Our results provide information that will contribute to adapting prevention and control policies, rather than giving definitive conclusions in the explanation of the difference, or in the comparison of, the transmission dynamics and the relationship between malaria and environment at the two sites. We believe the findings in this study will serve to optimize the malaria control resources allocation and develop adapted strategies to each particular environmental setting of Mali.
In this study, we used PCA derived variables in our models so they are a result of the combination of multiple variables for axis composition and that could lead to composites cofactors explaining a part one of another of the original variables. Therefore, the multivariate model could express some dominant variable signal among others with respect to their inter relations without losing its pertinence.
In the case of Dangassa the presence of the river (p = 0.010) combined with the other variables included in the multivariate model may have blurred the significance of the humidity.

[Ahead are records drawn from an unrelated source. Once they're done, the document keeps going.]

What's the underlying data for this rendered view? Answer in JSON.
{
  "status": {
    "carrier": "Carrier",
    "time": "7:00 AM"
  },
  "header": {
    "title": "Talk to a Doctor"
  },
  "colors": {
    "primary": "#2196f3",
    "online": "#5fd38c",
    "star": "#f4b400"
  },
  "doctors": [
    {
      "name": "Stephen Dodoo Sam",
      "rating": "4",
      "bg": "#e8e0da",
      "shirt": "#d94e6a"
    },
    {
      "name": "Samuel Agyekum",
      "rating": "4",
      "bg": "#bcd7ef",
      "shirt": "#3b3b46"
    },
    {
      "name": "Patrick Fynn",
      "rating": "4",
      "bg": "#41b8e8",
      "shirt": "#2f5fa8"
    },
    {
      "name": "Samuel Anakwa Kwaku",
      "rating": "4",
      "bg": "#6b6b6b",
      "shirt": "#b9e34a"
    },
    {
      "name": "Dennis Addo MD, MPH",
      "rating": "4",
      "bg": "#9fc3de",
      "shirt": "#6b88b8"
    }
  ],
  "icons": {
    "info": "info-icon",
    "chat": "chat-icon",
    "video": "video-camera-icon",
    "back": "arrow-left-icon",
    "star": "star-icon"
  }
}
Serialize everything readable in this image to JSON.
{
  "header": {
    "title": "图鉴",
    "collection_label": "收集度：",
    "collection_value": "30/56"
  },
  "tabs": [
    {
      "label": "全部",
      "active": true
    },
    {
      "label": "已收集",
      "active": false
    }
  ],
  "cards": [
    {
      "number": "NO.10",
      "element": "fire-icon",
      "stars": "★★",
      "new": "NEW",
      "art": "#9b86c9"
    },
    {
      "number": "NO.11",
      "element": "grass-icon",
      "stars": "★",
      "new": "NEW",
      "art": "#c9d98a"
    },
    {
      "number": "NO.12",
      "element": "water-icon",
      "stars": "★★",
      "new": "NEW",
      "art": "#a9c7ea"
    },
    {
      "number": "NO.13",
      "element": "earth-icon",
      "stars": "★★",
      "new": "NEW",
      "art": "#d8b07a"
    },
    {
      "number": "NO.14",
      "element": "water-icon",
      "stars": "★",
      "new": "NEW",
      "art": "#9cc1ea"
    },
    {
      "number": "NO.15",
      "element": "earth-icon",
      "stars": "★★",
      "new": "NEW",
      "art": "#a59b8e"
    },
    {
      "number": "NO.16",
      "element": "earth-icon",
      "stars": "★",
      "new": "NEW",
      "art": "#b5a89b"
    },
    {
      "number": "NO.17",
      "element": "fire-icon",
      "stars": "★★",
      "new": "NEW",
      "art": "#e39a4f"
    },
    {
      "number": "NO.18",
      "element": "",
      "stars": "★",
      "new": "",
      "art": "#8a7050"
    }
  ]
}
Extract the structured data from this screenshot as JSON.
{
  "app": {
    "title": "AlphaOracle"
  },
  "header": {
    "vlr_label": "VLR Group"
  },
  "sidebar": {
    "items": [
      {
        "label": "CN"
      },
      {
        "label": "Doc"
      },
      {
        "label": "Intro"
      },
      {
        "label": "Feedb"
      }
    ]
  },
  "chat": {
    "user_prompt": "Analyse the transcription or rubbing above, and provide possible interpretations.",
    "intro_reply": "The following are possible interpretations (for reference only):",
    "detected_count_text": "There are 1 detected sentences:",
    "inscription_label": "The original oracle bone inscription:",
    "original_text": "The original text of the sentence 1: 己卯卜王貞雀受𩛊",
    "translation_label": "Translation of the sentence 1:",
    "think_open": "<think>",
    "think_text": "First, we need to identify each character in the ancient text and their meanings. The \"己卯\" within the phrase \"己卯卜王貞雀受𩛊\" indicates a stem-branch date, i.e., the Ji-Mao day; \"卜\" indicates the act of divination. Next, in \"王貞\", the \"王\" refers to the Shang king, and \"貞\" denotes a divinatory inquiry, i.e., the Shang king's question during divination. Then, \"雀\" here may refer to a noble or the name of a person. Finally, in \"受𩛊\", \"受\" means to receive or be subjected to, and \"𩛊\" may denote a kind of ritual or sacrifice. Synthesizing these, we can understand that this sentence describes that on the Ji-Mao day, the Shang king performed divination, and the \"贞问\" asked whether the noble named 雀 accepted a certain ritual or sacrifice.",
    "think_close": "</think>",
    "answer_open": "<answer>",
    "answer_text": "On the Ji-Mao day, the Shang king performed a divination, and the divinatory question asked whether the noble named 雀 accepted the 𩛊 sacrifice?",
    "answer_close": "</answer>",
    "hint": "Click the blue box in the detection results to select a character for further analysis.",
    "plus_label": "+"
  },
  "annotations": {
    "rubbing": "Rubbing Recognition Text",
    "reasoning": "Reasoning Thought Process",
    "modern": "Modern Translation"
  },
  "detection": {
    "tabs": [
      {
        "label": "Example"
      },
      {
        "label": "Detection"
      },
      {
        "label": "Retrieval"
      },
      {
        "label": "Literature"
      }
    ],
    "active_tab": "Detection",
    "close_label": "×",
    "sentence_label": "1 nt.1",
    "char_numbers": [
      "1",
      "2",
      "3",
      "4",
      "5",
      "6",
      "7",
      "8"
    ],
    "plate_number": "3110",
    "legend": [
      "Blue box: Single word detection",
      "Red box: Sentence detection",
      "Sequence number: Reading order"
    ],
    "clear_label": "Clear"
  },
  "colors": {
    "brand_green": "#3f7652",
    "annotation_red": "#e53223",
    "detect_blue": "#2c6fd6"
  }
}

Koila did not experienced such a phenomenon.
The effect of the wind speed, higher temperatures and the vegetation on malaria incidence is usually appreciated in a multivariate rather than univariate approach [10
]. When combined with several other climate and environment factors, the impact of a particular factor on malaria incidence could have shifted from the significance to non-significance and vice versa as observed in Dangassa and Koila on humidity, vegetation, higher temperatures and wind speed. There are some notable limitations for this study. First, it was not possible to assess longer time periods as, to our knowledge, no specific records on the relevant data were recorded prior this study. Further, factors such as personal preventive behaviors and health seeking behaviors may also impact malaria transmission. To better assure the comparability of the two sites, we restricted our study from 22 June 2015 to 31 December 2016, where the two cohorts were followed without interruption. While the same time frame was applied across the two study sites and the environmental data were extracted in the same time span, it was challenging to capture all of the declared malaria cases in the cohort at both sites over the entire study period. We have concentrated our efforts to provide the best estimation of malaria incidence as possible.
Both sites showed some distinct differences in the results of the univariate versus multivariate approaches, particularly those concerning the significance of the main synthetic meteorological factors. These differences can be explained by considering the Niger River as a predictor in the multivariate analysis, which thus became the primary factor in Dangassa. Conversely, for the Koila site, the Niger River was not found to be influential, but synthetic humidity became a key factor influencing the dynamics of malaria transmission.
For the reasons above, the periods of deployment of malaria control interventions should be adjusted to the specific transmission periods of Dangassa, Koila and all sites in similar geographic areas, for a better efficiency in the administration or the control and deployment of such prevention campaigns. In Dangassa, from May to June and in Koila, from April to May, information campaigns, distribution of LLINs, mobilization of community health workers and all other means of public health awareness should be implemented, in order to get the population ready before the beginning of the Seasonal Malaria Chemoprevention (SMC) campaigns, which are carried out just prior to the intense malaria transmission periods in Dangassa and Koila.